According to Kyodo News, Japan is preparing to implement stricter measures against money laundering, which will include the adoption of the “travel rule” established by the Financial Action Task Force (FATF). The decision was made by Japan’s cabinet on Tuesday following the FATF’s assessment that the nation’s existing anti-money laundering measures were inadequate.
In 2019, the FATF introduced the travel rule as a means to combat money laundering and the financing of terrorism through cryptocurrencies. By June 2022, the FATF urged member countries to promptly enact legislation for the travel rule. In response to the evaluation from the international financial crimes watchdog, Japan’s lawmakers revised their anti-money laundering legislation in December to address the deficiencies highlighted by the FATF.
Japan Enacting Travel Rule
Reports indicate that one crucial aspect of the new measures involves the implementation of the “Travel Rule” to enhance the tracking of illicit proceeds. Under the travel rule, any financial institution facilitating a cryptocurrency transfer exceeding $3,000 is required to transmit customer information to the receiving exchange or institution.

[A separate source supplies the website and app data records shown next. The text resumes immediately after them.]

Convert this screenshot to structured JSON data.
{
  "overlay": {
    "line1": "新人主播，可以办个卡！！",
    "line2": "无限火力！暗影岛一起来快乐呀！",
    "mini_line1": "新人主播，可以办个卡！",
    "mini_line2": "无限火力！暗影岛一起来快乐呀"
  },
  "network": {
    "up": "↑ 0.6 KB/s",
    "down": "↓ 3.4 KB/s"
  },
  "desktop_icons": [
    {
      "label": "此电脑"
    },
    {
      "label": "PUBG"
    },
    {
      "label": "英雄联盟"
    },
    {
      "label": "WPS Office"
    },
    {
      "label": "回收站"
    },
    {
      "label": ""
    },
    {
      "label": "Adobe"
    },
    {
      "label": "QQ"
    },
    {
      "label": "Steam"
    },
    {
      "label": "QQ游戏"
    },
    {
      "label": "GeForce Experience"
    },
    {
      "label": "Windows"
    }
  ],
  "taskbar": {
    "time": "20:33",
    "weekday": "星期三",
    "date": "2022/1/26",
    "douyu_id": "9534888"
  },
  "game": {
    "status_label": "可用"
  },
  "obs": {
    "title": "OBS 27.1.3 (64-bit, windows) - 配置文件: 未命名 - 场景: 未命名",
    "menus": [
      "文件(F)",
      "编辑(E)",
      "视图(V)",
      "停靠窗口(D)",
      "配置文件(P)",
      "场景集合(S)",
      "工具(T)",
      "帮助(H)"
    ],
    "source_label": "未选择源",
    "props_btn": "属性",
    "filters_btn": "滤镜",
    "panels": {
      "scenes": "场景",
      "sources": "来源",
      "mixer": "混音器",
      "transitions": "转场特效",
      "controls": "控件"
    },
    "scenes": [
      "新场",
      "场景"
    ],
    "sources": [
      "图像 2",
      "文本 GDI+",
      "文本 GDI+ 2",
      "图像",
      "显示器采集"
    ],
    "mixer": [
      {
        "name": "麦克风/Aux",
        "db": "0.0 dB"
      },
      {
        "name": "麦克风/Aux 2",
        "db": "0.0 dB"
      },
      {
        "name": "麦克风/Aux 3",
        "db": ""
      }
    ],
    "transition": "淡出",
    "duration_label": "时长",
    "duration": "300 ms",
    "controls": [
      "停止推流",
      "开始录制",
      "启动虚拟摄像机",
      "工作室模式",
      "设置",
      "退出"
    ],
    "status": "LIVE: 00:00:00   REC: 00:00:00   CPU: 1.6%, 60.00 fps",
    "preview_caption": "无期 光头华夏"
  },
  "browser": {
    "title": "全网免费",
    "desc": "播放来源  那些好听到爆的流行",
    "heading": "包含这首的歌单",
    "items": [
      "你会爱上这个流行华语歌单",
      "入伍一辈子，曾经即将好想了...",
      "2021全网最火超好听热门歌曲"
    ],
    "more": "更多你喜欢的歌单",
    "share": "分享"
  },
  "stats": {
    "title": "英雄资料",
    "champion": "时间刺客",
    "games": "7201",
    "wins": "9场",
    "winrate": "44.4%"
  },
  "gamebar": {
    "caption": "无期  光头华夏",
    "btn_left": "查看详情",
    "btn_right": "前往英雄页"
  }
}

This data must include the sender’s and recipient’s names, addresses, and account details.
The Travel Rule received attention during the G7 meeting in Japan in mid-May, where global leaders expressed clear support for its application to crypto transactions. The G7 Committee endorsed FATF initiatives aimed at expediting global standards for cryptocurrencies, which include the travel rule, as well as addressing emerging risks associated with decentralized finance (DeFi) arrangements and peer-to-peer transactions.

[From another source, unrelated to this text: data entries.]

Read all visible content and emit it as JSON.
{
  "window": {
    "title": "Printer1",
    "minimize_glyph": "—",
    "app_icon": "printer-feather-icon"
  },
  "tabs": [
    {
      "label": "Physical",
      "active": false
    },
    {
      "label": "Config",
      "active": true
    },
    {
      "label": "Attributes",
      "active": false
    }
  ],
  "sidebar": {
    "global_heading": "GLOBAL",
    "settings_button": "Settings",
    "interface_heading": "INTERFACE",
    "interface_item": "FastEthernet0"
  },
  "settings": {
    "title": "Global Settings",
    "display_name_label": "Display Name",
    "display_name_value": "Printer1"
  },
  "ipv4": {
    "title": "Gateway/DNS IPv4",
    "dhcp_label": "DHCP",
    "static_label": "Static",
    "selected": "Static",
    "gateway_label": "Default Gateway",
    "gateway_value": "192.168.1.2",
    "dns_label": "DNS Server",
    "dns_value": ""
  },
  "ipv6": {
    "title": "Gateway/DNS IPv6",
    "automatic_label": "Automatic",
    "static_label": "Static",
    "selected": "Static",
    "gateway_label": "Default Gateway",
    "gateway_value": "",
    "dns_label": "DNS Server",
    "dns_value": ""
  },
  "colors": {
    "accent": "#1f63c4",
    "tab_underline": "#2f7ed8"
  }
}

Since 2021, Japan’s crypto industry has been grappling with the implementation of the travel rule, prompted by the Financial Services Agency’s (FSA) request for virtual asset service providers to adhere to it. In April 2022, the Japan Virtual Currency Exchange Association (JVCEA) introduced self-regulatory guidelines in response. Moreover, in October of the previous year, the Japanese government approved a cabinet decision to amend existing laws, aligning them with FATF guidelines, in order to combat money laundering involving cryptocurrencies.